The research is thorough and the text is written in a manner that is easy to follow and digest. I think anyone looking for a solid foundation of strength should start with this guide.
6 of 6 people found the following review helpful
The concept of improving your muscles without weights or machines is appealing. It removes major excuses for not exercising and allows you to workout anywhere, at your convenience.
However, I had the impression that "Bodyweight Strength Training" would require no equipment. That isn't exactly the case. Many exercises use furniture and structural items of your house to replace gym equipment. Think of hanging off the rafters as a monkey.
Various exercises use a vertical pole, chairs, large boxes or a weight bench, open rafters, a sturdy door or a chin-up bar, a step stool and a table. Sometimes you might be safer and better off using some gym equipment rather than furniture for exercising. Chairs can move while you are doing your scapular shrugs. You certainly don't want to misjudge the sturdiness of your door.
Exercises are grouped by body parts and designated with degree of difficulty, from one to four. This allows you to design a personalized exercise program or work on specific muscle groups.
The anatomical illustrations are wonderful. Using both men and women, the drawings depict the function of each exercise and clarify the movement. I own both Women's Strength Training Anatomy and Strength Training Anatomy, 3rd Edition(for men) by Frédéric Delavier, which also show exercises illustrated with people without skin. The Delavier books have better illustrations with much greater detail, but employ bands, free weights and machines in the exercises. I find the anatomical diagrams in all of these books extremely helpful when selecting and performing exercises.
I would like to see more explanation and guidance in how to do the exercises correctly, both for effectiveness and to avoid injury. There are many admonitions to "do this" or "don't do that, " omitting the "why" of the directive. For example, in performing the"Single-Leg Box Squat" you are told, "Don't let your knees cave in or out," but the reason for this instruction is missing. Proper form is critical in improving and protecting the body, and many of us need explicit and more detailed instruction.
The last chapter of "Bodyweight Strength Training" has useful advice in how to design a training program to meet your goals, including a chart of all the exercises and sample routines. I'm confident that this book can guide you to achieve your ideal body; it's just a matter of doing it . . .
6 of 6 people found the following review helpful
This is a great book that details a full variety of strength training exercises using only your body weight. While I prefer to use some actual weights for my strength training workouts, there are many times when they simply aren't available. The beauty of this particular book is that along with detailed information on how to perform each exercise, there are detailed color diagrams showing which muscles the particular exercise targets and works. Plus, there's a section in the back that goes through planning your workout so that you can develop your own routines and even to move up in challenging yourself.

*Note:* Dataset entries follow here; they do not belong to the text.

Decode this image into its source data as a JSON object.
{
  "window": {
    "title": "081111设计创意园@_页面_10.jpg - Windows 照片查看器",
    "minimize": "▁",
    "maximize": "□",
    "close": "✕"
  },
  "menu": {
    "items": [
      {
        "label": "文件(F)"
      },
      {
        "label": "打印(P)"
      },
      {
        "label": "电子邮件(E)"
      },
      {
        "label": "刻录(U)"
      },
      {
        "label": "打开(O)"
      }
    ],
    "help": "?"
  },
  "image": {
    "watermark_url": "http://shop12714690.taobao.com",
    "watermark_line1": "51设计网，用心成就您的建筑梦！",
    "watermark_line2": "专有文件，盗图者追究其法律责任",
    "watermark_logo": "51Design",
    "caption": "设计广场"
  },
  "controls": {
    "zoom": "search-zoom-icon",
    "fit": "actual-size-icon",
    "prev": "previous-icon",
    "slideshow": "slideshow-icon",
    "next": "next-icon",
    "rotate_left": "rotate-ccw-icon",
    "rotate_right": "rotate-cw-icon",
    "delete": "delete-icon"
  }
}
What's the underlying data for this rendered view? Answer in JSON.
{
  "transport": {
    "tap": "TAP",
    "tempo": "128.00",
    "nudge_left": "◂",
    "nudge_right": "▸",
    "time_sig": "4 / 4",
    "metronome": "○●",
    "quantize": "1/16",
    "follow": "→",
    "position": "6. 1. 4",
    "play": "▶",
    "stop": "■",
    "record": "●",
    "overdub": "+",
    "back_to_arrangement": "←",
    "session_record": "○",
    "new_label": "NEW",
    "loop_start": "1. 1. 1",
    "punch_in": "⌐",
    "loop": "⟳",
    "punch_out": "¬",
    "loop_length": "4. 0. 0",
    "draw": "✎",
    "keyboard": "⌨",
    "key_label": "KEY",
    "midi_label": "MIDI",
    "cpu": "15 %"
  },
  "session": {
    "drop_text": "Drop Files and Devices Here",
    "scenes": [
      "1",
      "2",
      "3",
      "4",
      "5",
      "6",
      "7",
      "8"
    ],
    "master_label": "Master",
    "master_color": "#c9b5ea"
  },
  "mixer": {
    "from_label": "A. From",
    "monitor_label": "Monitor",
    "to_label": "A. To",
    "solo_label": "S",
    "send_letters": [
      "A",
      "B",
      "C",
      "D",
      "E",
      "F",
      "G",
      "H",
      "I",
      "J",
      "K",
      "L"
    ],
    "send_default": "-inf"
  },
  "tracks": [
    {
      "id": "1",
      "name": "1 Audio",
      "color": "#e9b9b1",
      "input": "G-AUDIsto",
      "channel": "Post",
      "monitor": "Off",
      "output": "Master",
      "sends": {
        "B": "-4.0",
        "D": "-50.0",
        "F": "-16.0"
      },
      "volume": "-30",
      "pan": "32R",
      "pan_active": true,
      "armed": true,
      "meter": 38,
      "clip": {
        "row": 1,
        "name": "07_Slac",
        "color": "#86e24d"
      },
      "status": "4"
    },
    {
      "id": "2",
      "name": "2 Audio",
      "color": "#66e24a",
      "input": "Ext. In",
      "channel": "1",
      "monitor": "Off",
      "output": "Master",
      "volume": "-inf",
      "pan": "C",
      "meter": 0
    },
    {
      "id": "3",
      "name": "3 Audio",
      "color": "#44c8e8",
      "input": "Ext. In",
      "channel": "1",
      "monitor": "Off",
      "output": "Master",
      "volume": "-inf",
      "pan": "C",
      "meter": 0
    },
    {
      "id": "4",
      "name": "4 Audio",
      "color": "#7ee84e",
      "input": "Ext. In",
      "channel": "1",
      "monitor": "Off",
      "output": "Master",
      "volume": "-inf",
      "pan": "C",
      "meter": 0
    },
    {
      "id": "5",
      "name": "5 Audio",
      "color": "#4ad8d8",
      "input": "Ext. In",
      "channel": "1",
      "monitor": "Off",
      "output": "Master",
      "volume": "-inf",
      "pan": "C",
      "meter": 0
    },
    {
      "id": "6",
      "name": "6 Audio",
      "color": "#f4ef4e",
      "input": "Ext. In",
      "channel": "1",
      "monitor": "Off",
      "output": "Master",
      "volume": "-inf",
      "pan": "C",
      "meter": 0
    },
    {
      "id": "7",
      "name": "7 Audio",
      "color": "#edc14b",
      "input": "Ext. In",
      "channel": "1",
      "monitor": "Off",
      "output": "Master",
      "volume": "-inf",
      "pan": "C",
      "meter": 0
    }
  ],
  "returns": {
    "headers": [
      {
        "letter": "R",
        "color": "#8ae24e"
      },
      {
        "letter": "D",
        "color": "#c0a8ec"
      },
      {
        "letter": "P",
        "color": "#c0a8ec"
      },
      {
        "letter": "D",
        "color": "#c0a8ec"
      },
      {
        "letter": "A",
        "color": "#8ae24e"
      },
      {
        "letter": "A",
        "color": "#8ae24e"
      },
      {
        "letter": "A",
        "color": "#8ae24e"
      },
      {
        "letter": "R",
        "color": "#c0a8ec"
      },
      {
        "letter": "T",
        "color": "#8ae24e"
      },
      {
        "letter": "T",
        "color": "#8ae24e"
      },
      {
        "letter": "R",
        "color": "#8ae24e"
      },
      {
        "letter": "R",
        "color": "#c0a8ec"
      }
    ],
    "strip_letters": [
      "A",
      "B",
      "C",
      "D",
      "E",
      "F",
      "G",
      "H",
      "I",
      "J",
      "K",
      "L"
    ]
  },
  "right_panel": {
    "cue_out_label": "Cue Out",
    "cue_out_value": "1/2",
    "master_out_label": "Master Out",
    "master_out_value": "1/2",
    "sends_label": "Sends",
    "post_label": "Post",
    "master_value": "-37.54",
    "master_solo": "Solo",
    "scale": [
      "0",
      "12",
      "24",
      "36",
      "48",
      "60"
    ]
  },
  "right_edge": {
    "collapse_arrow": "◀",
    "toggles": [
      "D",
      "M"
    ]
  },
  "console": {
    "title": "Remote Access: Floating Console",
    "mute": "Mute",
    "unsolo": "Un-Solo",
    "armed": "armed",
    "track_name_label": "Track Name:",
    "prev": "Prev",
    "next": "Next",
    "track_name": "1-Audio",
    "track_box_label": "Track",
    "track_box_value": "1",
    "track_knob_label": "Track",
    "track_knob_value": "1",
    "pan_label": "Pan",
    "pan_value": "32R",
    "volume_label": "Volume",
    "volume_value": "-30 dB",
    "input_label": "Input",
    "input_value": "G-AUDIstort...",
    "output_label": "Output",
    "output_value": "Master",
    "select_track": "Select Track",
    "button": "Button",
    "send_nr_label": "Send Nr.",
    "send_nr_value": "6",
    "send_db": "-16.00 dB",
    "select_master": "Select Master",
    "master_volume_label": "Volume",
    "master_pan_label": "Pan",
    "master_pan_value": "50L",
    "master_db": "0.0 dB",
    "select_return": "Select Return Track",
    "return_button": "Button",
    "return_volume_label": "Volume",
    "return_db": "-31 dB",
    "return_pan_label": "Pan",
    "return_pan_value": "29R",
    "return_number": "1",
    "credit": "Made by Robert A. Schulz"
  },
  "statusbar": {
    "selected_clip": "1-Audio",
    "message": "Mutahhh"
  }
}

when I'm traveling I rarely have access to a gym that has the weight equipment I need to complete my workouts. This book allows me to find comparable workouts that use just my body weight. With the well written instructions and advice on form, execution, and why/how bodyweight strength training is beneficial. It's a great addition to my library of fitness books and I plan to incorporate some of these exercises into my regular strength training routines.